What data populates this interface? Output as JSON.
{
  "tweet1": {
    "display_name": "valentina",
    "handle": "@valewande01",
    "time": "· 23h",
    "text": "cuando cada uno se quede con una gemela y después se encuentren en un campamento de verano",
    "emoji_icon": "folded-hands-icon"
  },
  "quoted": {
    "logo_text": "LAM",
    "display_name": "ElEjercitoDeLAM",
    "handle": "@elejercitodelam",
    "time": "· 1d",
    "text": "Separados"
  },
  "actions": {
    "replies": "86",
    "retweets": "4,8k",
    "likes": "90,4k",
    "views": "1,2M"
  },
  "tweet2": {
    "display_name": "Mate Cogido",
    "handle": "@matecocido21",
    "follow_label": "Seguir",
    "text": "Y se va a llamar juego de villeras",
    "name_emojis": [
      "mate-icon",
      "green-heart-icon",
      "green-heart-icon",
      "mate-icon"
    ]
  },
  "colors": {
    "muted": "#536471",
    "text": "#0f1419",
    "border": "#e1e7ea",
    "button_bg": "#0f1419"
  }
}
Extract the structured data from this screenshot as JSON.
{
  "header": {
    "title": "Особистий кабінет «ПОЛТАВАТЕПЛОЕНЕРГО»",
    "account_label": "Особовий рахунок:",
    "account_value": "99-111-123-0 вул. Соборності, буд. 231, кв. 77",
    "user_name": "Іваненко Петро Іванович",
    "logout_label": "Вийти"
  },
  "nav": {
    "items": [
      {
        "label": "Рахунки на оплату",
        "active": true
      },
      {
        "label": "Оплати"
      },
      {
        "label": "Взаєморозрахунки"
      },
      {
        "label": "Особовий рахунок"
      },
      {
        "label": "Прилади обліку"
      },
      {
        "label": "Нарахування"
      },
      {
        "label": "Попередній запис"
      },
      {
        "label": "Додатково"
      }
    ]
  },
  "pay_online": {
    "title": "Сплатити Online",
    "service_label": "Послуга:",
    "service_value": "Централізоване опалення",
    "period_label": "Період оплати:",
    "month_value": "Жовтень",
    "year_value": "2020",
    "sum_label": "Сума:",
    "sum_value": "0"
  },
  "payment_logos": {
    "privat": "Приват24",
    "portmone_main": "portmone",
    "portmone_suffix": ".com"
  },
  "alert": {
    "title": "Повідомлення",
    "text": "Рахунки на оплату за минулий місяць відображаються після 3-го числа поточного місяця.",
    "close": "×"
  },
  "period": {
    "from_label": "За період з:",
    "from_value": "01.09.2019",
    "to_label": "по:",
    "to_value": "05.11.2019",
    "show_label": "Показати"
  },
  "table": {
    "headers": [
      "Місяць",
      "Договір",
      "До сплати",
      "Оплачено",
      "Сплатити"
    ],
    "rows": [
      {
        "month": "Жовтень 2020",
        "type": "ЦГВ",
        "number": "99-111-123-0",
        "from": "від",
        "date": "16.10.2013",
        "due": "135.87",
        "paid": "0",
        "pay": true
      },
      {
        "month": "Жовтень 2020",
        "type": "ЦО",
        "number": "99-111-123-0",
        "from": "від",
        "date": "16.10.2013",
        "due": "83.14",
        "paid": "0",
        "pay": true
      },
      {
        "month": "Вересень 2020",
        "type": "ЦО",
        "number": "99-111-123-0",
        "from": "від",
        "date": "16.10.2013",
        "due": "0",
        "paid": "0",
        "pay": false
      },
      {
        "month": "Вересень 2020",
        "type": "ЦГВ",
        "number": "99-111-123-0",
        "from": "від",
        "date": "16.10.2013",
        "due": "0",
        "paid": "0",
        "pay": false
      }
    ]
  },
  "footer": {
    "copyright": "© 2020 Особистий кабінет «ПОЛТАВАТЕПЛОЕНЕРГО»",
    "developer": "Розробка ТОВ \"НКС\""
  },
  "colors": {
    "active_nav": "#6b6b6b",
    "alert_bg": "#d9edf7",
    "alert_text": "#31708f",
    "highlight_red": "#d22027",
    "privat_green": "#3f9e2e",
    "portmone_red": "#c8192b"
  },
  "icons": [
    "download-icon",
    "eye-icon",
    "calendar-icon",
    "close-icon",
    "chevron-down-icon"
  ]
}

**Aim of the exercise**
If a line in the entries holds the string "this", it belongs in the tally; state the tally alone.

**Task output**
2